Synopsis

What becomes of life, experience, and truth in the hyperconsumeristic culture of the twenty-first century? What happens to the phenomenological call to go "back to the things themselves" when these things, to an ever greater degree, involve a televised life that is not ours to live, celebrities who are utterly like us yet infinitely untouchable, and uncannily pluripotent electronic gadgets? Combining sustained philosophical inquiry with fragmentary and experimental theoretical interventions, Anthony Curtis Adler rethinks Marxist materialism and the Heideggerian project in terms of the singular experiences of late capitalism. In doing so, he reveals how the disarticulation of life via the commodity fetish demands at once a new notion of phenomenological method and an ontology oriented toward the radical contingency of being itself as transcendental ground.

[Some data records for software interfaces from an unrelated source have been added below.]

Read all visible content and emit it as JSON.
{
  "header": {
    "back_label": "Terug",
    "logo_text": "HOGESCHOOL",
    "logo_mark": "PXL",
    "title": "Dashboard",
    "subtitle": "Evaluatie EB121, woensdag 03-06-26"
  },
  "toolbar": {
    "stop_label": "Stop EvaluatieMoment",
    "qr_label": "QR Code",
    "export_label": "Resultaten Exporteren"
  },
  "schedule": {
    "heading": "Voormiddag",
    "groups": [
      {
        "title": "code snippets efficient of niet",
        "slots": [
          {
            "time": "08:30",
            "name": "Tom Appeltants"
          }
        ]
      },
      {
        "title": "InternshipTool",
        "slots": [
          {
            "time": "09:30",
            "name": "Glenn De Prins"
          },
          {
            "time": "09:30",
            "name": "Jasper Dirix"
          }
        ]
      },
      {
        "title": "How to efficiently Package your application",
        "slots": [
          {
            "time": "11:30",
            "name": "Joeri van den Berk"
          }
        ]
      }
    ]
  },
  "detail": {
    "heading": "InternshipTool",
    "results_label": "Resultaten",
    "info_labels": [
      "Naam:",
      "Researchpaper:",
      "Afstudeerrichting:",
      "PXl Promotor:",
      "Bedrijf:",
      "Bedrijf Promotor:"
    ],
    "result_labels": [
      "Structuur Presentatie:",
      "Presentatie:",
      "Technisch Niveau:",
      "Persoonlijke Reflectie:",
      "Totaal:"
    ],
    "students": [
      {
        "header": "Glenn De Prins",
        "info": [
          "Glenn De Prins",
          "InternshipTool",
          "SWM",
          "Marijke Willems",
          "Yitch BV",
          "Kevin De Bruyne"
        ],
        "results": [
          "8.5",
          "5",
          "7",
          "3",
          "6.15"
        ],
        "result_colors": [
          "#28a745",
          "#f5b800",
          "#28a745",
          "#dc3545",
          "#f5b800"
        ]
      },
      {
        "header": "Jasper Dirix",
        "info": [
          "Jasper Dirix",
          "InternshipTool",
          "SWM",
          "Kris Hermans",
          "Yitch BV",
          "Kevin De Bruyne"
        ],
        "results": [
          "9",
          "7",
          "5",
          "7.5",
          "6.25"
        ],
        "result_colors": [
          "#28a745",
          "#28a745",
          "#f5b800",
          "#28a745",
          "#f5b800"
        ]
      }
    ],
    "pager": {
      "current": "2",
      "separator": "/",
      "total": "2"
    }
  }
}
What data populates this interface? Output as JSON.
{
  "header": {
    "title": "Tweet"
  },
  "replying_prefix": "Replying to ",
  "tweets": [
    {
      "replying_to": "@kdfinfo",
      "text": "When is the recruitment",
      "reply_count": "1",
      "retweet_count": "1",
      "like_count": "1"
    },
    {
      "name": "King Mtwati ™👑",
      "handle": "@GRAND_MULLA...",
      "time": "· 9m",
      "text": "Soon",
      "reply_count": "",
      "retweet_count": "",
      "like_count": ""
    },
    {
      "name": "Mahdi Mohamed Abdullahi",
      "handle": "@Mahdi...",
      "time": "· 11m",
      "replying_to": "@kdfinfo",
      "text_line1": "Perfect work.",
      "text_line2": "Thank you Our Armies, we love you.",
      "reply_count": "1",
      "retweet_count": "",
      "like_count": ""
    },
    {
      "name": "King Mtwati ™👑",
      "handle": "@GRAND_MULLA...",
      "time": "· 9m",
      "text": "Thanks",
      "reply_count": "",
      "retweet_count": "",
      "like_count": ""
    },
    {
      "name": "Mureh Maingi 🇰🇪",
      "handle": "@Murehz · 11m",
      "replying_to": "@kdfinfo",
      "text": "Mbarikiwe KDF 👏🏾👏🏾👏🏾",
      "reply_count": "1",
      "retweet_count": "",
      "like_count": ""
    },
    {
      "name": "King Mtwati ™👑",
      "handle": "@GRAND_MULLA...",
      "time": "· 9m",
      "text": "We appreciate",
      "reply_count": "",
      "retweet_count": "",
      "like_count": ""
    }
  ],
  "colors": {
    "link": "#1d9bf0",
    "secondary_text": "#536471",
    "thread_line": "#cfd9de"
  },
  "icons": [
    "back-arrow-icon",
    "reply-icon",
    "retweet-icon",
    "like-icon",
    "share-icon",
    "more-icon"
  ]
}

Excerpt

Friedrich Schelling once wrote, “Just as walking [is] a constantly hindered falling, so life [is] a constantly hindered extinguishing of the process of life.” It is hardly surprising that this elementary truth of walking and of life escapes us in our everyday lives, even though we are born incapable of the very form of mobility that will distinguish us from other mammals. But eventually we overcome our impedency no less than our infancy. At first blessed with neither a stride nor a voice, we become walking, speaking animals. We no longer give a second thought to the daring act by which we shift our weight from one foot to another, falling away from stable ground with each step; falling into the abyss; almost beyond the point of no return; and yet somehow hindered, impeded, held back … And it all happens so quickly, so heedlessly and unthinkingly, that this effortless grace, from which all the grace of dance is born, seems as nothing.

If walking on two feet is perhaps the least of our human accomplishments, it is thinking, so the philosophers have always reminded us, that is our greatest. Yet thinking is in the end nothing but an intensification—a potentiation, as Schelling himself might say—of living and walking. Thinking also has its stride and its gait, its grace and elegance and flow, and its faults and faltering and clumsiness. And we might add, almost categorically: the unthought in thinking, thinking’s own unthinking, is the necessity by which each step itself falls into the abyss—and by which it recovers. Pedantry, at once the antagonist and complement of thinking, is perhaps nothing else than the insistence that, so . . .

Search by... Author
Show... All Results Primary Sources Peer-reviewed

Oops!

An unknown error has occurred. Please click the button below to reload the page. If the problem persists, please try again in a little while.